“World Economic Outlook” is a twice-yearly report by the International Monetary Fund. The April 2022 edition is subtitled “War Sets Back the Global Recovery.”
The conflict in Ukraine has generated a humanitarian disaster with economic consequences that will slow down the global economy and elevate inflation. Fuel and food prices have risen significantly, for example.
According to IMF estimates, the worldwide economy will decelerate from 6.1% growth in 2021 to 3.6% in 2022 and 2023 — 0.8 and 0.2 percentage points lower than its January 2022 forecast.
The IMF’s inflation predictions for 2022 are 5.7% in advanced economies and 8.7% in emerging market and developing economies.
Although the IMF expects it to ease eventually, inflation could be higher in the short term for various reasons, including worsening supply-demand mismatches and commodity price hikes. Furthermore, both the war and renewed pandemic breakouts could extend supply disruptions, raising costs even more.
According to the IMF forecast, the global economy will effectively flatline this year as Europe enters a recession, China slows substantially, and U.S. financial conditions tighten. On a purchasing power parity basis, the growth of global gross domestic product is expected to be 3.6% in 2022.

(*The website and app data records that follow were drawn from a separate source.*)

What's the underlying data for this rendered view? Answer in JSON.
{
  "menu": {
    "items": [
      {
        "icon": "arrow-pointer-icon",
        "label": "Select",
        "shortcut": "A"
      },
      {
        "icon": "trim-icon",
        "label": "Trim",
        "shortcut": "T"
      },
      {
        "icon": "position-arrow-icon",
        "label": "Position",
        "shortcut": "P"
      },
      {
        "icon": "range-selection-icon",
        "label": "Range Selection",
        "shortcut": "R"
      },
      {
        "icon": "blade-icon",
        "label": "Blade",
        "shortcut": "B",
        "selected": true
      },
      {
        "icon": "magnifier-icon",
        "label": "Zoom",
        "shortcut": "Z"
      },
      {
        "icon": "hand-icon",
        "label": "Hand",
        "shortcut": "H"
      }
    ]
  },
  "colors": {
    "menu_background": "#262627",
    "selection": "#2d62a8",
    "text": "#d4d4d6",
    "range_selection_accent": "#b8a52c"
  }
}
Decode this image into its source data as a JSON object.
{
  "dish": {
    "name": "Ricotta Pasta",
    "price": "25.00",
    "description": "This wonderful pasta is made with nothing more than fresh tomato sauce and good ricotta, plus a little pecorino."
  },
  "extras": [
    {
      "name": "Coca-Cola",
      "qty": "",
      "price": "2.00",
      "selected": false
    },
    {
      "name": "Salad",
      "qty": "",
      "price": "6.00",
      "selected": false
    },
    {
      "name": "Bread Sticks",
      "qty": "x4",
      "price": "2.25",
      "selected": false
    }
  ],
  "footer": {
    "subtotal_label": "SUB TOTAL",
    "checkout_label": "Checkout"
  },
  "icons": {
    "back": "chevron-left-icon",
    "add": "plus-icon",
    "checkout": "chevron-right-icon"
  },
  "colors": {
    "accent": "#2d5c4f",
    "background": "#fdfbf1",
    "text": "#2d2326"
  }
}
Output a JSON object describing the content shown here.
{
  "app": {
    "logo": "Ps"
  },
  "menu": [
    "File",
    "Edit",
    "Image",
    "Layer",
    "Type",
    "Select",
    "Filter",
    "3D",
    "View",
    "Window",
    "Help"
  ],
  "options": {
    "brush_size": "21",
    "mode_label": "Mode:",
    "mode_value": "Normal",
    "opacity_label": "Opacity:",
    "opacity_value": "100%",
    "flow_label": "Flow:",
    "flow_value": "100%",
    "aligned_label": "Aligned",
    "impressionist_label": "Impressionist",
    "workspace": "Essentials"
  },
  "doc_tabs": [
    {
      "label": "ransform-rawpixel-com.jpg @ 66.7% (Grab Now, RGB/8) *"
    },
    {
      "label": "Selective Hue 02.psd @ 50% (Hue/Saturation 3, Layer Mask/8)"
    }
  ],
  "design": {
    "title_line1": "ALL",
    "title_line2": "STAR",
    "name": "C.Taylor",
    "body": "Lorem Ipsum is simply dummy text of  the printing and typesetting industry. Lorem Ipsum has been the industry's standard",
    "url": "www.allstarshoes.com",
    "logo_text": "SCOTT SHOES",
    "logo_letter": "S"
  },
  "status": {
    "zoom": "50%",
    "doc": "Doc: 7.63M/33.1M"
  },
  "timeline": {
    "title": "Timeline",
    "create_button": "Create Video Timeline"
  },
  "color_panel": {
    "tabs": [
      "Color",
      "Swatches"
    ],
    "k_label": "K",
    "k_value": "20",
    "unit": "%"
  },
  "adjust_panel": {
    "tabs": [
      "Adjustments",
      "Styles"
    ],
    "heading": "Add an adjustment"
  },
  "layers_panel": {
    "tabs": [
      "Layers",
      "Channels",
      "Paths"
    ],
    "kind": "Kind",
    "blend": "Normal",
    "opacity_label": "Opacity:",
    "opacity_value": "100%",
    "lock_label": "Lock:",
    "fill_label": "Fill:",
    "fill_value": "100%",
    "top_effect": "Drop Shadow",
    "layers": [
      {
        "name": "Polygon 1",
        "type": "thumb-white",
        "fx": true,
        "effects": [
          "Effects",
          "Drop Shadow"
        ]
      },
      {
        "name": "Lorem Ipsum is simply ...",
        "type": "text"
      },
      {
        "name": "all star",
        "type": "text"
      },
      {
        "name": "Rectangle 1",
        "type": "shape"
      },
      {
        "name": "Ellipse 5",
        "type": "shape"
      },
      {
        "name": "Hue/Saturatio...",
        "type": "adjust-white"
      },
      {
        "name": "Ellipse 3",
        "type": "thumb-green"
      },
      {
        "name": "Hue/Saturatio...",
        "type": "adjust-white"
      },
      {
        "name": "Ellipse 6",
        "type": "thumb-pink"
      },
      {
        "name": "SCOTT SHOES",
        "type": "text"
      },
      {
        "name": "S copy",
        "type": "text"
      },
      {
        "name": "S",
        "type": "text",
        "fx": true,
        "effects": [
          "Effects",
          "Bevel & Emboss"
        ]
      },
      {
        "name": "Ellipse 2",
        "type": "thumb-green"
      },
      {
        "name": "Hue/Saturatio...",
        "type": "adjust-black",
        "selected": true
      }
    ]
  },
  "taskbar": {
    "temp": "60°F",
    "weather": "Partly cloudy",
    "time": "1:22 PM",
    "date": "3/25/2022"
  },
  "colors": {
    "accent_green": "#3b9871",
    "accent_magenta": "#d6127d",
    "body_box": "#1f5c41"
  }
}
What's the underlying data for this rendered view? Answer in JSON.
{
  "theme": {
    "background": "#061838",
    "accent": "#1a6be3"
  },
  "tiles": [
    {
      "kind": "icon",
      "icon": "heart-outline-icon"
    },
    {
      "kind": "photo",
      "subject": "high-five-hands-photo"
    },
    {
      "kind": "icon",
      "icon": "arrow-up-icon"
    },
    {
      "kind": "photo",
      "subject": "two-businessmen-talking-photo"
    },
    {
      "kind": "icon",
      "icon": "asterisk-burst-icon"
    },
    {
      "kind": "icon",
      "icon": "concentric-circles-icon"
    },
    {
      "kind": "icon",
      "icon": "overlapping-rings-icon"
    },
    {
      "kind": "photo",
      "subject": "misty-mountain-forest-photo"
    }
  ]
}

Bloomberg tracks global fuel prices, including the comparison of gasoline to diesel. According to Bloomberg’s data, gasoline prices in northwest Europe have risen significantly and are now higher than diesel, a change from prior periods.